Feral Goats, Arapawa Rams & Wild Pigs
Feral goats live in groups of mixed ages, often containing both male and female animals. Males are the largest sex, with clearly heavier forequarters, shaggier coats, and larger horns. There is great variability in the colour as they can be black, white or brown or any combination of these. In New Zealand, both sexes have horns. For females, the horns are slender and curve upwards and backward, with a clear space between the bases. In males, the horns are larger and sweep up and backward or up and outwards in an open spiral. The horns are not shed annually like antlers but are retained for the life of the animal.
The Arapawa Sheep is a breed of feral sheep found primarily in the mountains of New Zealand, where they have probably been since they were introduced in 1867. Although there are many theories of how the sheep arrived, it is generally accepted that they are descendants of Merino strains from Australia. Most commonly the Arapawa colouring is all black. However, quite often, white points are displayed and on occasion, an all-white sheep can be found.

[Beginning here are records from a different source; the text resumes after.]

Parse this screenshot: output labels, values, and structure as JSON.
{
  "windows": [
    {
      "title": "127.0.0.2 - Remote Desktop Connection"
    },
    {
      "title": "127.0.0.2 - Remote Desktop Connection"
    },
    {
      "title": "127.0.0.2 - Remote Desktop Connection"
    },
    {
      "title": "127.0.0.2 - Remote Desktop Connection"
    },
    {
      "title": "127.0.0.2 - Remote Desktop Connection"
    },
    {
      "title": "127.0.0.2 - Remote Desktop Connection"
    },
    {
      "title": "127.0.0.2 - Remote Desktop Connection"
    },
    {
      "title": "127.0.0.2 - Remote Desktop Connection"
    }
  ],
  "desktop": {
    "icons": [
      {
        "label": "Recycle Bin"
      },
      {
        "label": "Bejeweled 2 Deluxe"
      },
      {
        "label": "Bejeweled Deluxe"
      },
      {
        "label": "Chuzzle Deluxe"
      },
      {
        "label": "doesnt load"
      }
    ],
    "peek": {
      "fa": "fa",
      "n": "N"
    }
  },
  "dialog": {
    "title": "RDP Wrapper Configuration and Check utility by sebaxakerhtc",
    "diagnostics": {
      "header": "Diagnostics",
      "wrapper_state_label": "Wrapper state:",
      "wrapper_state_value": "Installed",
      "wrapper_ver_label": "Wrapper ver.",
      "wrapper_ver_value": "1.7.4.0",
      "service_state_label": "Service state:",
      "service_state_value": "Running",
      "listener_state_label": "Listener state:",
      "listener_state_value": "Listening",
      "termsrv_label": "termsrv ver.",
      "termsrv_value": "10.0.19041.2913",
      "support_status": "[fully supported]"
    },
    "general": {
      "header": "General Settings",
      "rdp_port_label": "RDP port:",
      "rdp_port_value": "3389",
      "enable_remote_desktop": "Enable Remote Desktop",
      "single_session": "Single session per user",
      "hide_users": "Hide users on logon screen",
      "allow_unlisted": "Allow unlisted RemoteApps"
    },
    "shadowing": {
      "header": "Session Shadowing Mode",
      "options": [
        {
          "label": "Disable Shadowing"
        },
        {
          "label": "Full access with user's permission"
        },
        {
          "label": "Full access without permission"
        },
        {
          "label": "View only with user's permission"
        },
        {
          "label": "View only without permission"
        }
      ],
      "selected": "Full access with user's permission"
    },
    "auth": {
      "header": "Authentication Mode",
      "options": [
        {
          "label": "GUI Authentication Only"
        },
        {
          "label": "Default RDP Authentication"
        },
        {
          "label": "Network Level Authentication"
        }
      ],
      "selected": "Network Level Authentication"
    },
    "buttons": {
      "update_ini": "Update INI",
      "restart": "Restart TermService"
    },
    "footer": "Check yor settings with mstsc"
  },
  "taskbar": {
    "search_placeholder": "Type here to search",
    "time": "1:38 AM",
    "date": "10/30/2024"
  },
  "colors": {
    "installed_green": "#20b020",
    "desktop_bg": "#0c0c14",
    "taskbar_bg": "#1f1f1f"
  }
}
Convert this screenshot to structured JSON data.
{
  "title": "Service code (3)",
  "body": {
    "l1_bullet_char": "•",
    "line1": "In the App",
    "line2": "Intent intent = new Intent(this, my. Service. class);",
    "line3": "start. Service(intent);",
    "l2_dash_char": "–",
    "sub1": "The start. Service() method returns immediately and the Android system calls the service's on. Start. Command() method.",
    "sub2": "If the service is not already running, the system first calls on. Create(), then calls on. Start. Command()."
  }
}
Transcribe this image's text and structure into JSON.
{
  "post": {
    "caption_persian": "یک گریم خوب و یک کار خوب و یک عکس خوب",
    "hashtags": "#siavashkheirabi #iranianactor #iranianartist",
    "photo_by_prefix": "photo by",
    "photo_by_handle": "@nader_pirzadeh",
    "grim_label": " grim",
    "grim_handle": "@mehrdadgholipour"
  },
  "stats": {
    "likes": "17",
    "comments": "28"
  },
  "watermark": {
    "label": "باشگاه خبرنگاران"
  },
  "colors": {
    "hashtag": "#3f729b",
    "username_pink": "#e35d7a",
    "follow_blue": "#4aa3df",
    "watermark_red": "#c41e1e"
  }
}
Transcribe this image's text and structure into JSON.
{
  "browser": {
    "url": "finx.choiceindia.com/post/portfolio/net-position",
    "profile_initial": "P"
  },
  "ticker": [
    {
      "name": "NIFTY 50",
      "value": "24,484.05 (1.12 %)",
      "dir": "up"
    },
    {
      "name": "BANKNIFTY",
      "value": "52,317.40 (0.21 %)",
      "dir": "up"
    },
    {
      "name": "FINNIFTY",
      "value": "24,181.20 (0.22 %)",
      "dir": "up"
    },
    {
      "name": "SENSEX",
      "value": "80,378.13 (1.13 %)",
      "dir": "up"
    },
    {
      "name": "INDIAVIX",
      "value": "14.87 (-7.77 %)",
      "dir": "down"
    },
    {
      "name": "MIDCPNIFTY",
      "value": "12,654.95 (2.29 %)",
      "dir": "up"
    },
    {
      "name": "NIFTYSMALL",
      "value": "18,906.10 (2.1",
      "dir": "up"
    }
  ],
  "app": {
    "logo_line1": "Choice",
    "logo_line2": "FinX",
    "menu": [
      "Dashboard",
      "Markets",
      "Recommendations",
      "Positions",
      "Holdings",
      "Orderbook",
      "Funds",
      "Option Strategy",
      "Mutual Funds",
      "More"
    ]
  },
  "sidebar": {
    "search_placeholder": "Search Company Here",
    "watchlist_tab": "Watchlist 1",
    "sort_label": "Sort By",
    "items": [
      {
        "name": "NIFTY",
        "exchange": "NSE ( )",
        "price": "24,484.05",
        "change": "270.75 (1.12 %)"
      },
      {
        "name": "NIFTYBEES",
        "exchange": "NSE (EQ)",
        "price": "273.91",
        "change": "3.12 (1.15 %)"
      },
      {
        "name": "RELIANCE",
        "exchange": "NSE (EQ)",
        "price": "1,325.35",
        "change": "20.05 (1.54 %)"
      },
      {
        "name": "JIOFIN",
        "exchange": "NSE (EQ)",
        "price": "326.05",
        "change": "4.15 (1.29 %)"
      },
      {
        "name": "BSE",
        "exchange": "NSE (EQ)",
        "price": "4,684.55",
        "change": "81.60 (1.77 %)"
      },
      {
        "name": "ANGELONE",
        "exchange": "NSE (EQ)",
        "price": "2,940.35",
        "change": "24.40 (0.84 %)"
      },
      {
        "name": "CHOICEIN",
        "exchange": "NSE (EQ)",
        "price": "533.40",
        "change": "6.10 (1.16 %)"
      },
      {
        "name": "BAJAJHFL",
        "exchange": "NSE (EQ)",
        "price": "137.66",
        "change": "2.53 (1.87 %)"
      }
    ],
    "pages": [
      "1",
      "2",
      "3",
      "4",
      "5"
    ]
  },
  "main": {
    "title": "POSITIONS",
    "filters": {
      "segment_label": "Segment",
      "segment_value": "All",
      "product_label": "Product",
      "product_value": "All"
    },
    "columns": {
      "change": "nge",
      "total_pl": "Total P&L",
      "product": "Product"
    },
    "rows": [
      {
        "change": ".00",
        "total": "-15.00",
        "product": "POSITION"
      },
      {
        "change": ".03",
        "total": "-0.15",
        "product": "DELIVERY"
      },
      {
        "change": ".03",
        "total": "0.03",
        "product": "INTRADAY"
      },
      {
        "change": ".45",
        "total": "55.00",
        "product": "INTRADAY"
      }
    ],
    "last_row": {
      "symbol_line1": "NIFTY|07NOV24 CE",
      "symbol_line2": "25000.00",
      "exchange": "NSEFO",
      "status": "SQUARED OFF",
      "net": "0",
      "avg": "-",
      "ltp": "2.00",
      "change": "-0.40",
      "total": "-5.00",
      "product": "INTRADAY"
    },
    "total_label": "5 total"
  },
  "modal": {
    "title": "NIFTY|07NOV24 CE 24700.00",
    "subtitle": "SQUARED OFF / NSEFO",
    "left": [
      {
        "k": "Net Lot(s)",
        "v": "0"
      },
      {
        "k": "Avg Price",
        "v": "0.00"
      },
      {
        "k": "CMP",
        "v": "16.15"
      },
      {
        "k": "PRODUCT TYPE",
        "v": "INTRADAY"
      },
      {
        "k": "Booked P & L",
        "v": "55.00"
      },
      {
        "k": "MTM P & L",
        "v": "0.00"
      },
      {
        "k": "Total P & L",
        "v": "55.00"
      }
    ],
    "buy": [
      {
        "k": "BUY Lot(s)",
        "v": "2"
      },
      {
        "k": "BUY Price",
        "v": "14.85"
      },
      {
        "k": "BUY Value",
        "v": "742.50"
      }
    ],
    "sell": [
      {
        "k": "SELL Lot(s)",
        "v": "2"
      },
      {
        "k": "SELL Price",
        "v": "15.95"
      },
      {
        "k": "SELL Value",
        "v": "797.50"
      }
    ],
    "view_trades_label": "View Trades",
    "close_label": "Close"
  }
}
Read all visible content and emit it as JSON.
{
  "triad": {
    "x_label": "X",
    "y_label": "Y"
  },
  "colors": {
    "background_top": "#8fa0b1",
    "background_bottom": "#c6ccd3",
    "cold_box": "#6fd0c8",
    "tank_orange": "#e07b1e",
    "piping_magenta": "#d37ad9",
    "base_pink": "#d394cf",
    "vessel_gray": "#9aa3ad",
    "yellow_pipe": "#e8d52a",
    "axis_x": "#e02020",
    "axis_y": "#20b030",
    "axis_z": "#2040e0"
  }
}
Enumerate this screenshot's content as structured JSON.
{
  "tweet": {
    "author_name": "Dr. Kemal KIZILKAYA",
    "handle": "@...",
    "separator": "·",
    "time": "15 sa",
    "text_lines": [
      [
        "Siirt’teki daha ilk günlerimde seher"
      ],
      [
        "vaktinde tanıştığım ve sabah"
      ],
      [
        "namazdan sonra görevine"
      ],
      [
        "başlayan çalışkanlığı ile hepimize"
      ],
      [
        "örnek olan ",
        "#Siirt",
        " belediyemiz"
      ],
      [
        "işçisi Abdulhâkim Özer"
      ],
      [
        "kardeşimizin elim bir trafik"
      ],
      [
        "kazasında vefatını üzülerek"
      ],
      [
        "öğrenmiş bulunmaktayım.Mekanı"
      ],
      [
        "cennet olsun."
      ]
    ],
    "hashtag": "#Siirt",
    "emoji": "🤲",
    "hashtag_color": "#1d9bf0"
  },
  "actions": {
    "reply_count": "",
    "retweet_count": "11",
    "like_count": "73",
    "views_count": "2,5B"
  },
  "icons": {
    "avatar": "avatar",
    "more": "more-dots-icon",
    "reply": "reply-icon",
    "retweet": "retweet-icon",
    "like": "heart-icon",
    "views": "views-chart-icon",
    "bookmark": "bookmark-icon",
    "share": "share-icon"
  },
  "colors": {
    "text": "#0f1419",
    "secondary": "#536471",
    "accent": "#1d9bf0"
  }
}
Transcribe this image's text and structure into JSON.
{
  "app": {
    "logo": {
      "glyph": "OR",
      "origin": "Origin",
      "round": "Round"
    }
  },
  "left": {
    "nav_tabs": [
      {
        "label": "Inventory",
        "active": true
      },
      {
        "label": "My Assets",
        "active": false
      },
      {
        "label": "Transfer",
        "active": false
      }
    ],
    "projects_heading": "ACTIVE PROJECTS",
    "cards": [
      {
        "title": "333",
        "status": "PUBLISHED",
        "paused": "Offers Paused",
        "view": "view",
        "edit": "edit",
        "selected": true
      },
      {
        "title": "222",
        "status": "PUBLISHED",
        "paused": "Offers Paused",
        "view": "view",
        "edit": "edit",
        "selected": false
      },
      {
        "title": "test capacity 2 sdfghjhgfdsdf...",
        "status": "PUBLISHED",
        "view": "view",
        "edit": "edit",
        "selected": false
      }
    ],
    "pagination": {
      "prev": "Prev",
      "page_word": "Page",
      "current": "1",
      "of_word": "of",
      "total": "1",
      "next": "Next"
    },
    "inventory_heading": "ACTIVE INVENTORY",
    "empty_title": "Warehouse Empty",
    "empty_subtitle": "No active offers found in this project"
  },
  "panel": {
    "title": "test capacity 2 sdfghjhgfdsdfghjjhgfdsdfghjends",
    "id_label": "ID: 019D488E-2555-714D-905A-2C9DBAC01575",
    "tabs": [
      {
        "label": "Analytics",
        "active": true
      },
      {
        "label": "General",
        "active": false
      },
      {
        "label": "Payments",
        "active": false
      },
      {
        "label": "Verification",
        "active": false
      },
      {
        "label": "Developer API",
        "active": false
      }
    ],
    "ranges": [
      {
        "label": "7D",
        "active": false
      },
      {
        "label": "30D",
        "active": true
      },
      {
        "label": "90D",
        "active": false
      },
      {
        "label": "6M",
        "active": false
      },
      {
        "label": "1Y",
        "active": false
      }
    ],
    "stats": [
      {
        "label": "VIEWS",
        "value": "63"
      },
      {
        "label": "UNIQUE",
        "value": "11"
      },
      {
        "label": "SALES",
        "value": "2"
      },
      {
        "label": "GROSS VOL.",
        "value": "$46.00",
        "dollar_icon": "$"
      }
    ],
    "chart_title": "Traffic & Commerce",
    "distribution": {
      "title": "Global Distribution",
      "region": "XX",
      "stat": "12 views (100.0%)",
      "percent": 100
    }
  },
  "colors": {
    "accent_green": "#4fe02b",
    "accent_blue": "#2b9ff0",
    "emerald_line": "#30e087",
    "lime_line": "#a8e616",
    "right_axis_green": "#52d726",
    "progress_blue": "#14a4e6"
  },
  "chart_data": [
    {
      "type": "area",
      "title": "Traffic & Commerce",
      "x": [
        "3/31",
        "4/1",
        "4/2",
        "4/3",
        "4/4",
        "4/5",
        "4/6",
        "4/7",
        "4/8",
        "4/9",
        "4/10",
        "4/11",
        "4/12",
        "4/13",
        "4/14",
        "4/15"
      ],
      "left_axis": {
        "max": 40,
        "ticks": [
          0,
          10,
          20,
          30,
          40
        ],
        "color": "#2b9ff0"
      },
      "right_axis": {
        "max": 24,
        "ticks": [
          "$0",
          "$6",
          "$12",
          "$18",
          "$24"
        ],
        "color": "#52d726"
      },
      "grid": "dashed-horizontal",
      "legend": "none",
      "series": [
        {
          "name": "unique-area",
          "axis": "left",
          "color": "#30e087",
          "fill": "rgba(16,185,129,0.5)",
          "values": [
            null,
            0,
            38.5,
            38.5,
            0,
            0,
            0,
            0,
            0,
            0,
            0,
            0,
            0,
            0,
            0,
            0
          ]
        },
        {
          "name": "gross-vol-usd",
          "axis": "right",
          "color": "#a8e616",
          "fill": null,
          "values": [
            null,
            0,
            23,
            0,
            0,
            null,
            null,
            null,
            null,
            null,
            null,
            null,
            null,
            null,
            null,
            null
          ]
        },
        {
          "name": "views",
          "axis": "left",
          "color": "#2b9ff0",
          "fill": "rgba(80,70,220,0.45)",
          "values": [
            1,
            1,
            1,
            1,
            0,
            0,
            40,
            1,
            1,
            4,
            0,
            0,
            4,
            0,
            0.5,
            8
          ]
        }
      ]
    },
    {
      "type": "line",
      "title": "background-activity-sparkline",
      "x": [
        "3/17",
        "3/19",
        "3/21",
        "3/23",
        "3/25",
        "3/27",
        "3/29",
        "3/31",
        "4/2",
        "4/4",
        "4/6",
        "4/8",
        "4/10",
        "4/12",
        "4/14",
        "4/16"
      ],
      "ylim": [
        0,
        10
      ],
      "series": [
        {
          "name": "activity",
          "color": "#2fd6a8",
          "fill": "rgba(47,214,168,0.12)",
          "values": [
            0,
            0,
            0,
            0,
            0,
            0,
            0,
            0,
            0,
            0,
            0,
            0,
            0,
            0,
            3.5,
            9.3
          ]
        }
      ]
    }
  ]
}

Wild pigs were introduced as early as 1769 by the French explorer Jean Francois Marie de Suville. A year later, Captain James Cook brought pigs with him, gifting some animals to local Maori that were then bred. These pigs occasionally escaped to form the wild pig populations that we have today. As a result, feral pigs in New Zealand are often referred to as ‘Captain Cookers.’ Most Captain Cookers are commonly black but there is considerable local variation in colour with ginger, sandy brown, white, gray and smoky blue, or combinations of these. Their tusks extend out from the lower jaw and curve upwards, outward and backward and can protrude 150 mm plus.